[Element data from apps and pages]
• • • •

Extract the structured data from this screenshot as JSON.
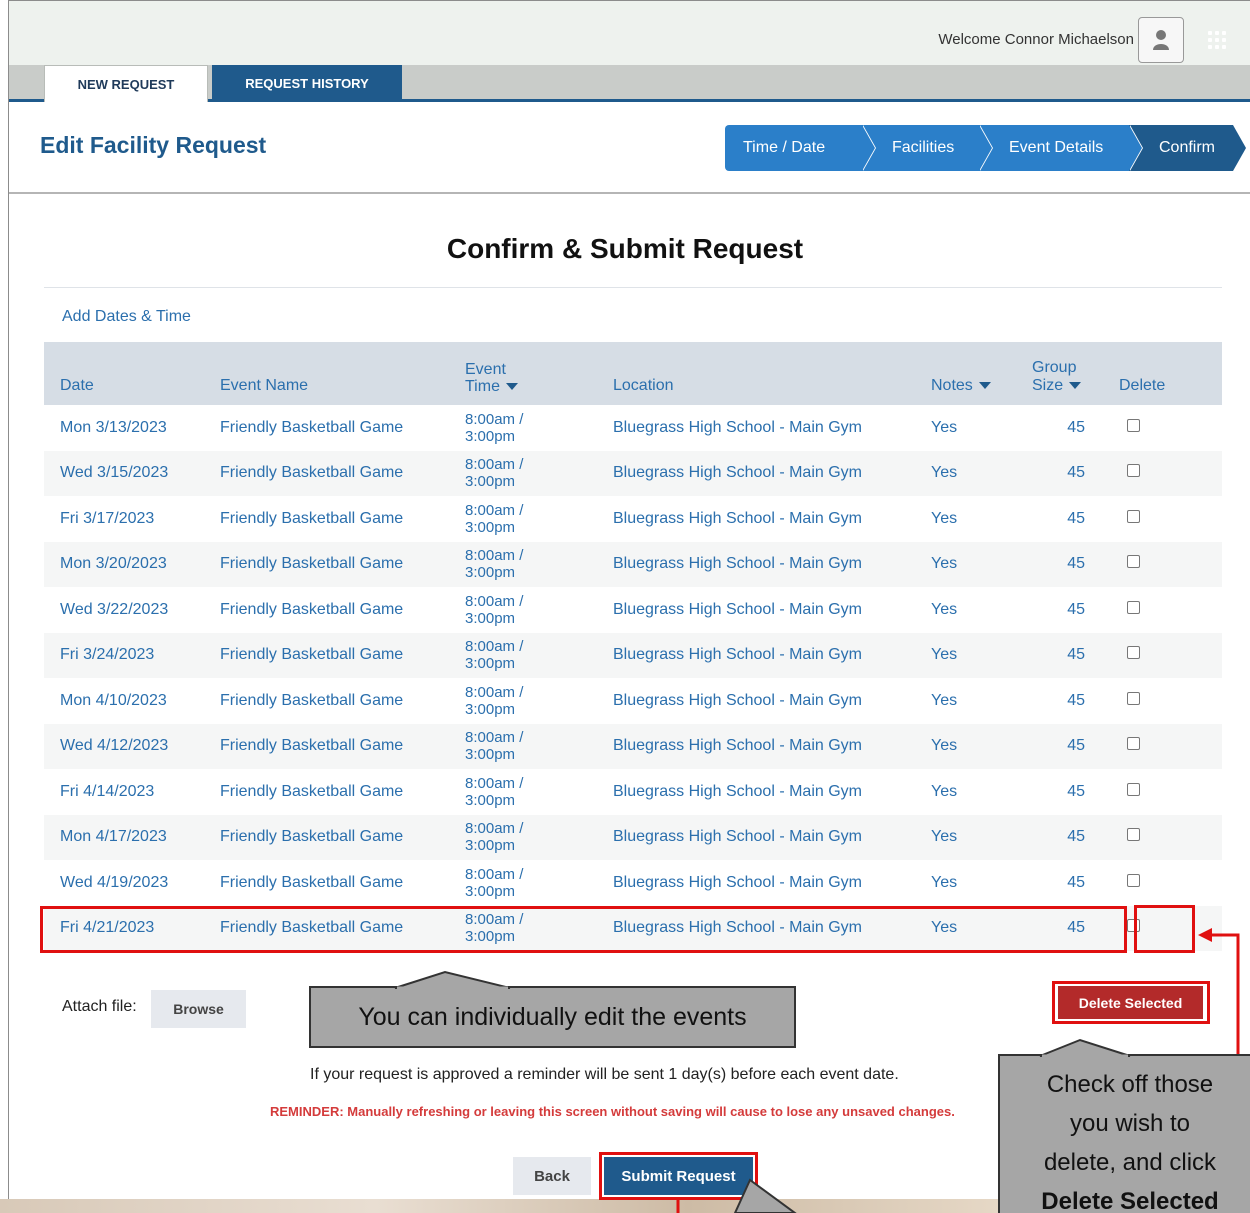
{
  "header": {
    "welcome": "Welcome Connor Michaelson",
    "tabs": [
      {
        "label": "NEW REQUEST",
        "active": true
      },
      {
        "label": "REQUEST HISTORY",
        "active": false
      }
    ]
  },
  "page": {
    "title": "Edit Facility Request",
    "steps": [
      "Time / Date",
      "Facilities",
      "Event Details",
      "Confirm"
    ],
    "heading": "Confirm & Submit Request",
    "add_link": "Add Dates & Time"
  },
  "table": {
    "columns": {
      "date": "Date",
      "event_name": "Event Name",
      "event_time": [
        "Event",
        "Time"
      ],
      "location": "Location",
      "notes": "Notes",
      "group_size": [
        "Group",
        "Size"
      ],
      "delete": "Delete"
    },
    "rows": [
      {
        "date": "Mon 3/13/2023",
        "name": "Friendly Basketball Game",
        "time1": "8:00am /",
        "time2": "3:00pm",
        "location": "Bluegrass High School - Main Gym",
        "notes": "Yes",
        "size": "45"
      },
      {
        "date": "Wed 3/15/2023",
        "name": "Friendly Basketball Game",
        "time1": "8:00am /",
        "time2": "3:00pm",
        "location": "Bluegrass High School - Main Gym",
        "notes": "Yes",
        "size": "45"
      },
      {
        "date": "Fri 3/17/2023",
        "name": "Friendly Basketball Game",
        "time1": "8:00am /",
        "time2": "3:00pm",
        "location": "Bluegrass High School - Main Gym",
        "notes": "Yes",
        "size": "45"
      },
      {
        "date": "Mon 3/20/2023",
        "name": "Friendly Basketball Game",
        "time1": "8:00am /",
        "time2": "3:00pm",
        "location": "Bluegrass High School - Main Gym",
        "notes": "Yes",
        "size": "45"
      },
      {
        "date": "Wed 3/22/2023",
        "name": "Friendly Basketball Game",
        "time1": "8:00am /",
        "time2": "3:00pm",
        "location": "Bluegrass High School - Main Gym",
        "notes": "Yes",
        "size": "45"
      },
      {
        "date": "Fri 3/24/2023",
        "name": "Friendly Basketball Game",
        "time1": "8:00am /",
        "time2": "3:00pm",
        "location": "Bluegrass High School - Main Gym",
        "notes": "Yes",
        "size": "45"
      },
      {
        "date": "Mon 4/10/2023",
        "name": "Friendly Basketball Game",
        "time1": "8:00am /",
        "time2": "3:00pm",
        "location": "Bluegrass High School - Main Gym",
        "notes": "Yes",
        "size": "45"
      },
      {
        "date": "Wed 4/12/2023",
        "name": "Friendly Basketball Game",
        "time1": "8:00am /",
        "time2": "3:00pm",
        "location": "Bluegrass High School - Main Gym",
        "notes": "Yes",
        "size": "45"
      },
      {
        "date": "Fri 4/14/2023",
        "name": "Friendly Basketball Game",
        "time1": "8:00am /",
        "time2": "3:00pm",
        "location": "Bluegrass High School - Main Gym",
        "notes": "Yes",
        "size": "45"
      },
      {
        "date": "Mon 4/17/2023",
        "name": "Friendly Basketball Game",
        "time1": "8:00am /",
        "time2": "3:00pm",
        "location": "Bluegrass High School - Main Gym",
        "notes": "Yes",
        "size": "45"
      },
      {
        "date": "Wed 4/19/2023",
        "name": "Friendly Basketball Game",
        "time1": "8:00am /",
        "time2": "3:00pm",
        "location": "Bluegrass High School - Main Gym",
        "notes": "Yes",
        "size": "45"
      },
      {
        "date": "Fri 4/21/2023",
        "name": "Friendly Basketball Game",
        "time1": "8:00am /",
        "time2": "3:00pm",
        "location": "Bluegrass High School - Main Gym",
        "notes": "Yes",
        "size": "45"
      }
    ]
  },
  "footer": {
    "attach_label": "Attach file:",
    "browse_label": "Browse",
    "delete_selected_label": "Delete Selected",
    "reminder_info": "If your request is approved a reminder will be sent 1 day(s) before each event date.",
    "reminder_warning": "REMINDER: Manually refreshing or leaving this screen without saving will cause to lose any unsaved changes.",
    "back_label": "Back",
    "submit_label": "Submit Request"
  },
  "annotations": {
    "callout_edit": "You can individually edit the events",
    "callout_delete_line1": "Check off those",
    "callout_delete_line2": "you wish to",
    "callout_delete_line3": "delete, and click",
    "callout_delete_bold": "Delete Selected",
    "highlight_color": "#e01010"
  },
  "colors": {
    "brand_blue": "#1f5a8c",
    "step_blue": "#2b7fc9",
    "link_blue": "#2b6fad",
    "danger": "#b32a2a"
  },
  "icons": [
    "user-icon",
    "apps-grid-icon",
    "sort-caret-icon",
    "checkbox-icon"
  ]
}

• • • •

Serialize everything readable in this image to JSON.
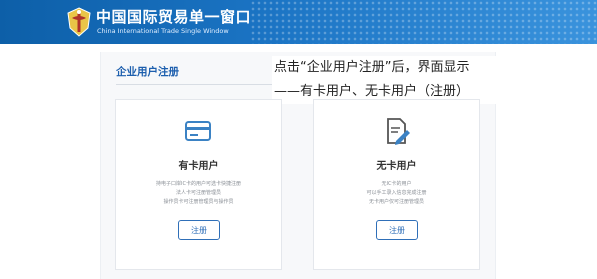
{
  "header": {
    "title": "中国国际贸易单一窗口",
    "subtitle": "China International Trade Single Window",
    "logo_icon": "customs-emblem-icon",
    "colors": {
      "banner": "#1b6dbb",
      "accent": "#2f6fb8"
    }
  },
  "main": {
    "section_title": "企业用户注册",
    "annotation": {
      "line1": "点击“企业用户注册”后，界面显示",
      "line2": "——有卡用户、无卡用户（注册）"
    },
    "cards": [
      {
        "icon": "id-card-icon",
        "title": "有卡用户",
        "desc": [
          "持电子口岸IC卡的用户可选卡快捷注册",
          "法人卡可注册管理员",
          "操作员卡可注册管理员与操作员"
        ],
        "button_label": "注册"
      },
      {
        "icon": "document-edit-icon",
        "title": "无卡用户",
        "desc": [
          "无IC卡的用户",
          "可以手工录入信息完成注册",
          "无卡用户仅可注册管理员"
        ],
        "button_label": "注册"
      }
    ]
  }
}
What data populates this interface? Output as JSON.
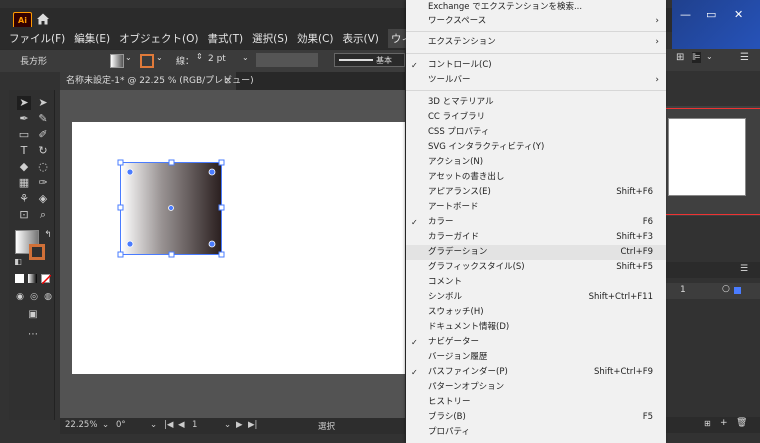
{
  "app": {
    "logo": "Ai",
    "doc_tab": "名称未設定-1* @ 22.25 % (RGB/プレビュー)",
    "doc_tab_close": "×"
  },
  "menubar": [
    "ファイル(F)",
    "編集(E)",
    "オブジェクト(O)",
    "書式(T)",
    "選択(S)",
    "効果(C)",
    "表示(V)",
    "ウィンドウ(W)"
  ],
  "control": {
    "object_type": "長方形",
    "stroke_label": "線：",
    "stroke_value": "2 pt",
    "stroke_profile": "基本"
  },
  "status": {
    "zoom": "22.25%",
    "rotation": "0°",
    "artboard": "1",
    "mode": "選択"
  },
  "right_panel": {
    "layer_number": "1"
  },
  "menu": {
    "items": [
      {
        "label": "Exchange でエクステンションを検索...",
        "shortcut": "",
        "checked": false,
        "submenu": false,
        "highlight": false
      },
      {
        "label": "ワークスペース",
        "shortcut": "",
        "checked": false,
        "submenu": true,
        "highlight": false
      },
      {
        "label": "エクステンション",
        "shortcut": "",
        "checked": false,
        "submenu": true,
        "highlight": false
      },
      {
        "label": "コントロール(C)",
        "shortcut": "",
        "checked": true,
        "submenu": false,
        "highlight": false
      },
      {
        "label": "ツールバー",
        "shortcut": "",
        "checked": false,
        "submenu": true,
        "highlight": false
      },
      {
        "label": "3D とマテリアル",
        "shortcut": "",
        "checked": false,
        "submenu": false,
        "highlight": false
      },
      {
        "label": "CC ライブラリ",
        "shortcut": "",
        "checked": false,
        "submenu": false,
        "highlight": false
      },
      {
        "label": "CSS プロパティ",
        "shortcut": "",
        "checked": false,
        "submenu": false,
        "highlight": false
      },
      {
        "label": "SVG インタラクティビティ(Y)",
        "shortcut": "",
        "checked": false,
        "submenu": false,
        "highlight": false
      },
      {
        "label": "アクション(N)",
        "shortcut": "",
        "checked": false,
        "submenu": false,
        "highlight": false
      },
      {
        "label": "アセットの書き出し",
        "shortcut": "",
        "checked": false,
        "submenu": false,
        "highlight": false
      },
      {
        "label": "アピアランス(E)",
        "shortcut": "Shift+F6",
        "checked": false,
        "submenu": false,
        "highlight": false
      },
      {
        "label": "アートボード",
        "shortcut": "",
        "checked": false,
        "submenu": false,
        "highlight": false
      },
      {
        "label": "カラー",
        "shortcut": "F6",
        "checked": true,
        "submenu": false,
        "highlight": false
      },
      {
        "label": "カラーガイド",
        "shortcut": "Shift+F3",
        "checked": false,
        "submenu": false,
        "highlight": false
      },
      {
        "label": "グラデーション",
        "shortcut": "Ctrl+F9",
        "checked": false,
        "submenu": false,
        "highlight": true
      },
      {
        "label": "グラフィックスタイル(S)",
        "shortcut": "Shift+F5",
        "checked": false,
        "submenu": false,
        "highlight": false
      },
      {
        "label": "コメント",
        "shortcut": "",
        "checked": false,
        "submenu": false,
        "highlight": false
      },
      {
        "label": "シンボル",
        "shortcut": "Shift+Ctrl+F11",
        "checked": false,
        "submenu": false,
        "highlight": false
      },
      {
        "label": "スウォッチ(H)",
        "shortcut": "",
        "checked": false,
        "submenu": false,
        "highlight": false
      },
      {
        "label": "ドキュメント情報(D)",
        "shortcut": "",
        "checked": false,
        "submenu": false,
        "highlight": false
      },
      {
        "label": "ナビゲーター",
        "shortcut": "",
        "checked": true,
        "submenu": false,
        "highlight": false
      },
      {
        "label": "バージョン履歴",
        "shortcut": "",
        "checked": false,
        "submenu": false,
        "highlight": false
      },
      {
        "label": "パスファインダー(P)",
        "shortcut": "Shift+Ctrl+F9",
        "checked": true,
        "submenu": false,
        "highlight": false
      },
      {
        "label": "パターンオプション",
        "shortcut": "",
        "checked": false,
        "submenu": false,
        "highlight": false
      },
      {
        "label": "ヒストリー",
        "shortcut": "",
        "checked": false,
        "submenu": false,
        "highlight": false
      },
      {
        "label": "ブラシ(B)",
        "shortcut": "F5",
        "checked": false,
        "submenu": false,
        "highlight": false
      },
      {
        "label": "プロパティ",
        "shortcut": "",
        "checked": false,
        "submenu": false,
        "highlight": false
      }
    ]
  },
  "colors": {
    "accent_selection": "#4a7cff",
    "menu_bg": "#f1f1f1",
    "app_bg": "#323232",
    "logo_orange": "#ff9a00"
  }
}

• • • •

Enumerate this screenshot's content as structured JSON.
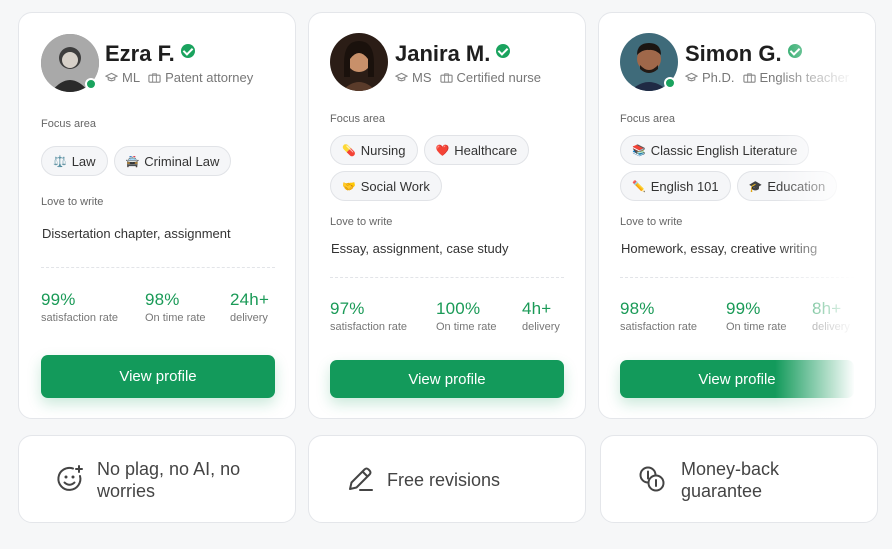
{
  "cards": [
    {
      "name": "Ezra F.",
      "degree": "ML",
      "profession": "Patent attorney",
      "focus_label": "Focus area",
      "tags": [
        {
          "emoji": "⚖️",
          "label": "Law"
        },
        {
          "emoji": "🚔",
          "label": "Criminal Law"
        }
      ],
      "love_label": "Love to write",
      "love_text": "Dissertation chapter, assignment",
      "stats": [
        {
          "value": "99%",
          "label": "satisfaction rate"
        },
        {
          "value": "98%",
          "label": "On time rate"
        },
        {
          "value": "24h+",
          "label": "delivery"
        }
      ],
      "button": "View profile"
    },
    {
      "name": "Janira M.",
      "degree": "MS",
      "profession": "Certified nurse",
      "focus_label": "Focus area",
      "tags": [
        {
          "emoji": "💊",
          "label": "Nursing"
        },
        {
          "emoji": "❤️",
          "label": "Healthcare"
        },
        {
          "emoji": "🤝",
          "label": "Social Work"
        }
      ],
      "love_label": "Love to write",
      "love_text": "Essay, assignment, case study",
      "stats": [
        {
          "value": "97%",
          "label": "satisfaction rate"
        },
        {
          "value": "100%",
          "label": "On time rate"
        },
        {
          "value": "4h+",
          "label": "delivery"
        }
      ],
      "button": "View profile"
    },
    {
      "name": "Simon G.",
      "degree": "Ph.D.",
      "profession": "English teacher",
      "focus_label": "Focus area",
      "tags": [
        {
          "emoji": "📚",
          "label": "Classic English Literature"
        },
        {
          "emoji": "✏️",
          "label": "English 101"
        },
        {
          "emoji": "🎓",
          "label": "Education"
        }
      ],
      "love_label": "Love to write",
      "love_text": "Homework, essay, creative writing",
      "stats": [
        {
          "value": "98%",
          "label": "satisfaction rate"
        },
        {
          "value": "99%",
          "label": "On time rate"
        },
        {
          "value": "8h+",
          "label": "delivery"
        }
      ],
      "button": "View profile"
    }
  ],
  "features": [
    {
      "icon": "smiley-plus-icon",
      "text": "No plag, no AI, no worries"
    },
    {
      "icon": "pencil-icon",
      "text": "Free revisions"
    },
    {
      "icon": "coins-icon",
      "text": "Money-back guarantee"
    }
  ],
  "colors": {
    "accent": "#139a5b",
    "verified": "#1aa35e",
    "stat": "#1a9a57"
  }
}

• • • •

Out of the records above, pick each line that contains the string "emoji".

          "emoji": "⚖️",
          "emoji": "🚔",
          "emoji": "💊",
          "emoji": "❤️",
          "emoji": "🤝",
          "emoji": "📚",
          "emoji": "✏️",
          "emoji": "🎓",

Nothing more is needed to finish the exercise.